Extracted data START

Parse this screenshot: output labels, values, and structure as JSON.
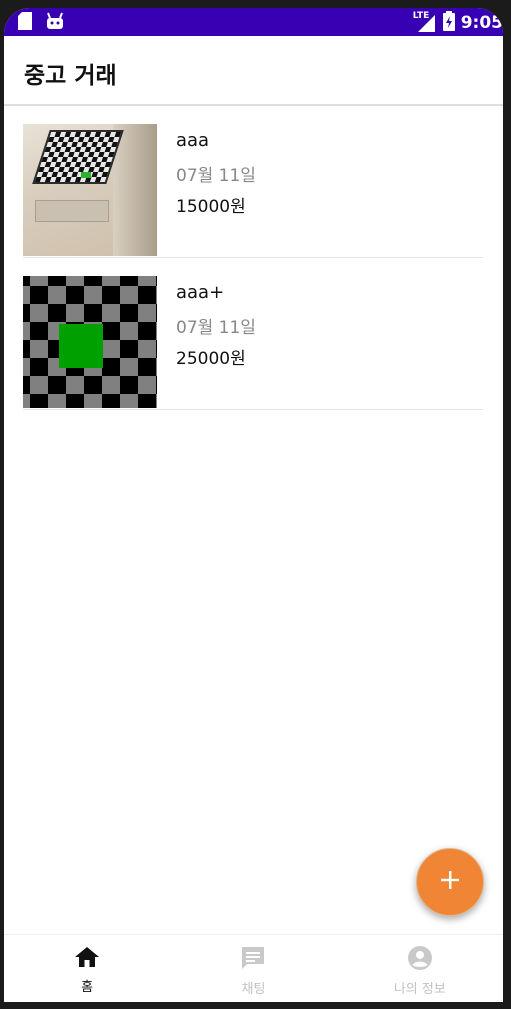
{
  "status_bar": {
    "network_label": "LTE",
    "time": "9:05"
  },
  "appbar": {
    "title": "중고 거래"
  },
  "items": [
    {
      "title": "aaa",
      "date": "07월 11일",
      "price": "15000원"
    },
    {
      "title": "aaa+",
      "date": "07월 11일",
      "price": "25000원"
    }
  ],
  "fab": {
    "icon": "plus-icon"
  },
  "bottom_nav": {
    "items": [
      {
        "label": "홈",
        "icon": "home-icon",
        "active": true
      },
      {
        "label": "채팅",
        "icon": "chat-icon",
        "active": false
      },
      {
        "label": "나의 정보",
        "icon": "account-circle-icon",
        "active": false
      }
    ]
  },
  "colors": {
    "status_bar": "#3700b3",
    "fab": "#f08535",
    "active_nav": "#111111",
    "inactive_nav": "#c2c2c2",
    "secondary_text": "#888888"
  }
}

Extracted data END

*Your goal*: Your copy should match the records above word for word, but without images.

*Solved exercise*:
Parse this screenshot: output labels, values, and structure as JSON.
{
  "status_bar": {
    "network_label": "LTE",
    "time": "9:05"
  },
  "appbar": {
    "title": "중고 거래"
  },
  "items": [
    {
      "title": "aaa",
      "date": "07월 11일",
      "price": "15000원"
    },
    {
      "title": "aaa+",
      "date": "07월 11일",
      "price": "25000원"
    }
  ],
  "fab": {
    "icon": "plus-icon"
  },
  "bottom_nav": {
    "items": [
      {
        "label": "홈",
        "icon": "home-icon",
        "active": true
      },
      {
        "label": "채팅",
        "icon": "chat-icon",
        "active": false
      },
      {
        "label": "나의 정보",
        "icon": "account-circle-icon",
        "active": false
      }
    ]
  },
  "colors": {
    "status_bar": "#3700b3",
    "fab": "#f08535",
    "active_nav": "#111111",
    "inactive_nav": "#c2c2c2",
    "secondary_text": "#888888"
  }
}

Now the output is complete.